──────── DATA TO PROCESS ────────
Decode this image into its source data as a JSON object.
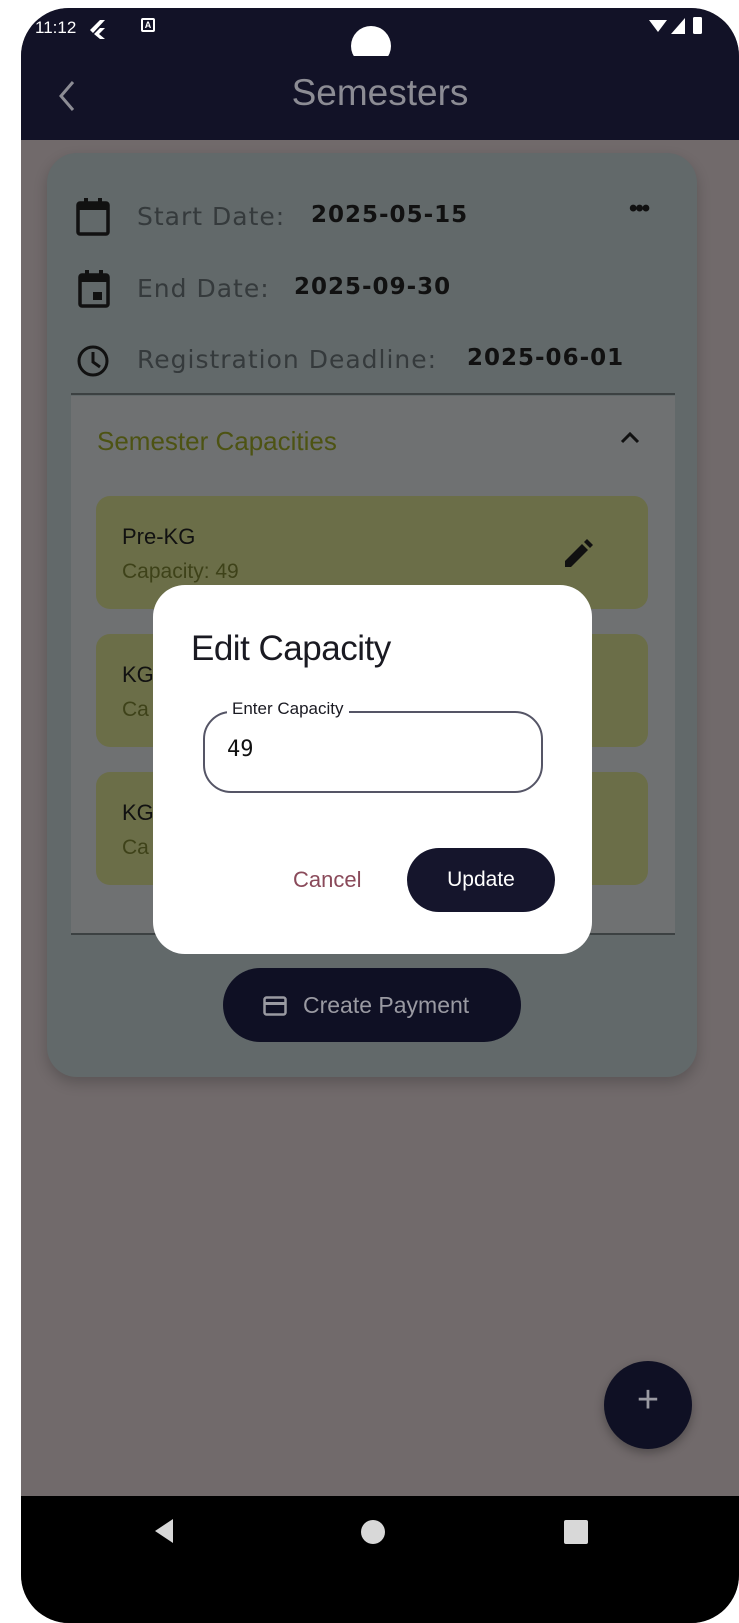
{
  "status_bar": {
    "time": "11:12",
    "badge": "A"
  },
  "app_bar": {
    "title": "Semesters"
  },
  "semester": {
    "start_label": "Start Date:",
    "start_value": "2025-05-15",
    "end_label": "End Date:",
    "end_value": "2025-09-30",
    "deadline_label": "Registration Deadline:",
    "deadline_value": "2025-06-01",
    "more_label": "•••"
  },
  "capacities": {
    "title": "Semester Capacities",
    "items": [
      {
        "name": "Pre-KG",
        "capacity": "Capacity: 49"
      },
      {
        "name": "KG",
        "capacity": "Ca"
      },
      {
        "name": "KG",
        "capacity": "Ca"
      }
    ]
  },
  "create_payment": {
    "label": "Create Payment"
  },
  "dialog": {
    "title": "Edit Capacity",
    "field_label": "Enter Capacity",
    "field_value": "49",
    "cancel_label": "Cancel",
    "update_label": "Update"
  },
  "fab": {
    "label": "+"
  },
  "colors": {
    "dark_navy": "#121227",
    "card_bg": "#62696a",
    "capacity_item": "#6b6e48",
    "section_title": "#4d5313",
    "cancel_text": "#8a4a5a"
  }
}
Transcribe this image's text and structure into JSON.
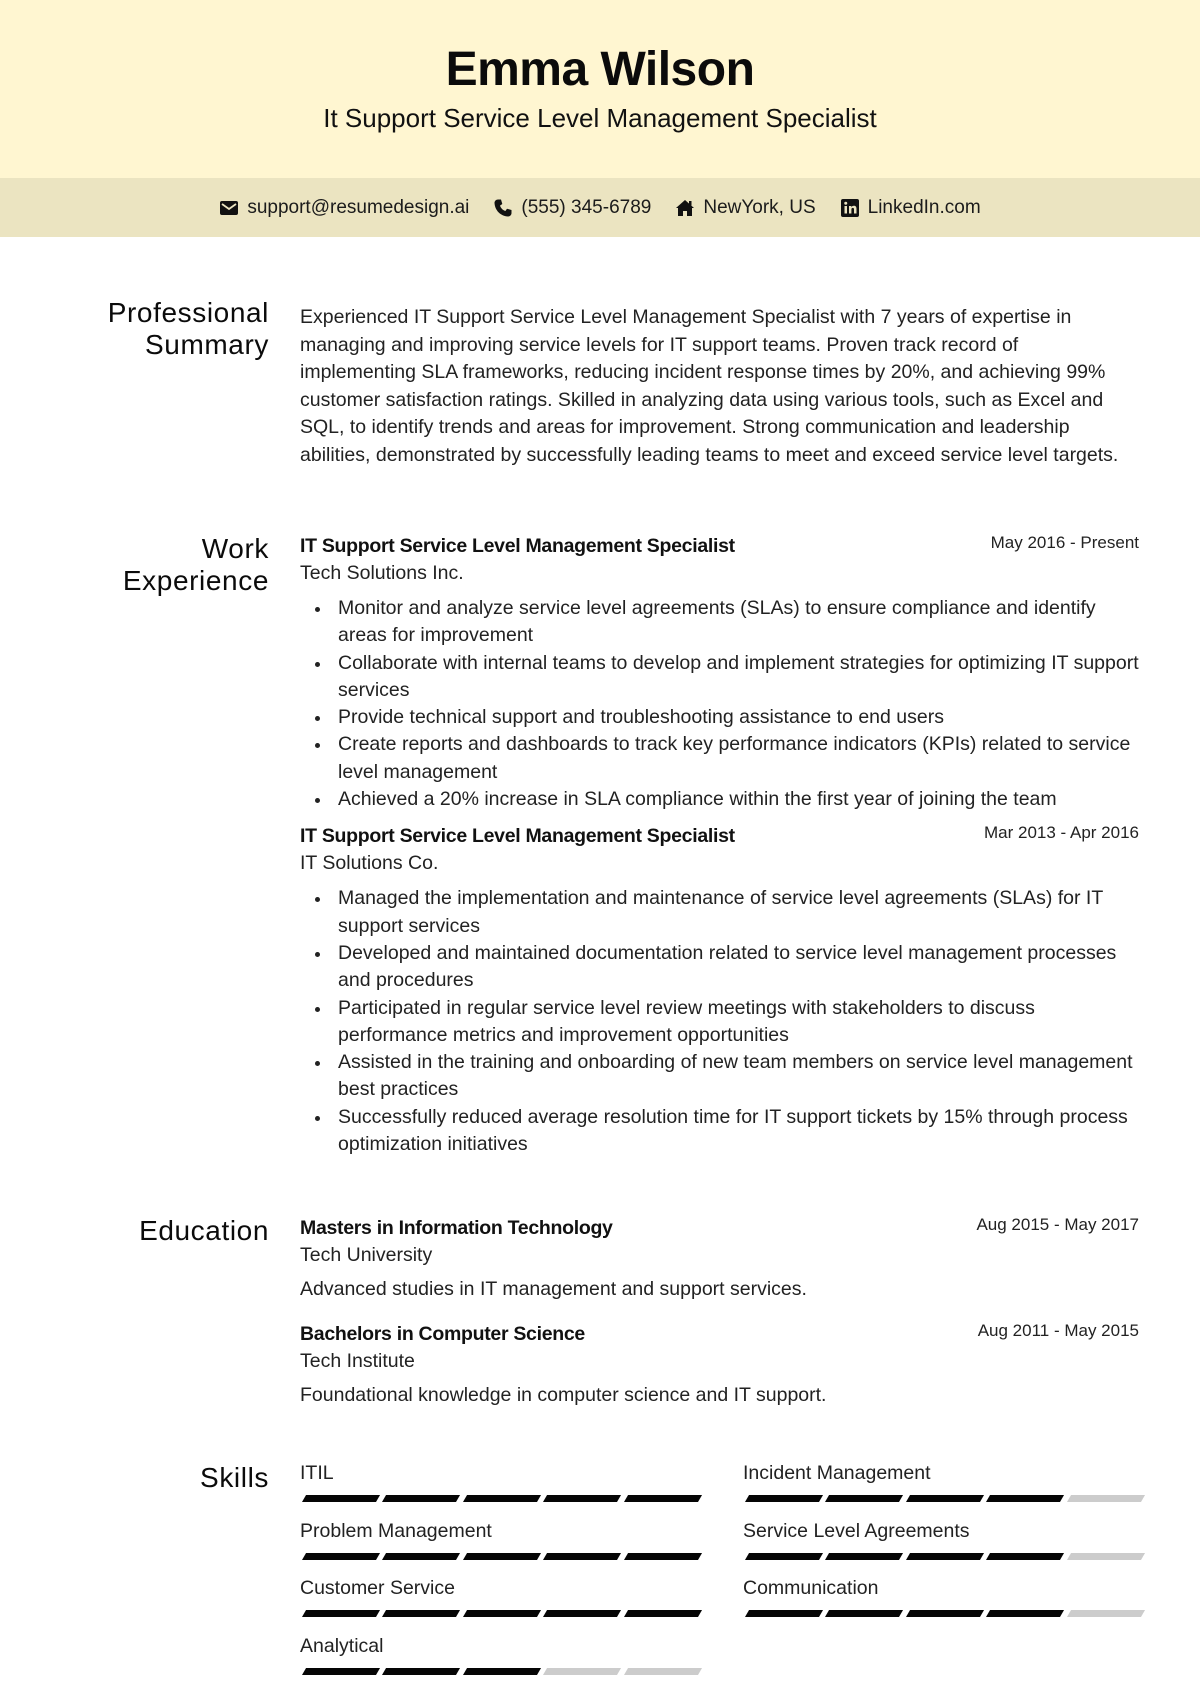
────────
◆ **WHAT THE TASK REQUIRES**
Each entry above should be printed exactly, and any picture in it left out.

◆ **RESULT**
Decode this image into its source data as a JSON object.
{
  "status_bar": {
    "time": "11:12",
    "badge": "A"
  },
  "app_bar": {
    "title": "Semesters"
  },
  "semester": {
    "start_label": "Start Date:",
    "start_value": "2025-05-15",
    "end_label": "End Date:",
    "end_value": "2025-09-30",
    "deadline_label": "Registration Deadline:",
    "deadline_value": "2025-06-01",
    "more_label": "•••"
  },
  "capacities": {
    "title": "Semester Capacities",
    "items": [
      {
        "name": "Pre-KG",
        "capacity": "Capacity: 49"
      },
      {
        "name": "KG",
        "capacity": "Ca"
      },
      {
        "name": "KG",
        "capacity": "Ca"
      }
    ]
  },
  "create_payment": {
    "label": "Create Payment"
  },
  "dialog": {
    "title": "Edit Capacity",
    "field_label": "Enter Capacity",
    "field_value": "49",
    "cancel_label": "Cancel",
    "update_label": "Update"
  },
  "fab": {
    "label": "+"
  },
  "colors": {
    "dark_navy": "#121227",
    "card_bg": "#62696a",
    "capacity_item": "#6b6e48",
    "section_title": "#4d5313",
    "cancel_text": "#8a4a5a"
  }
}
Transcribe this image's text and structure into JSON.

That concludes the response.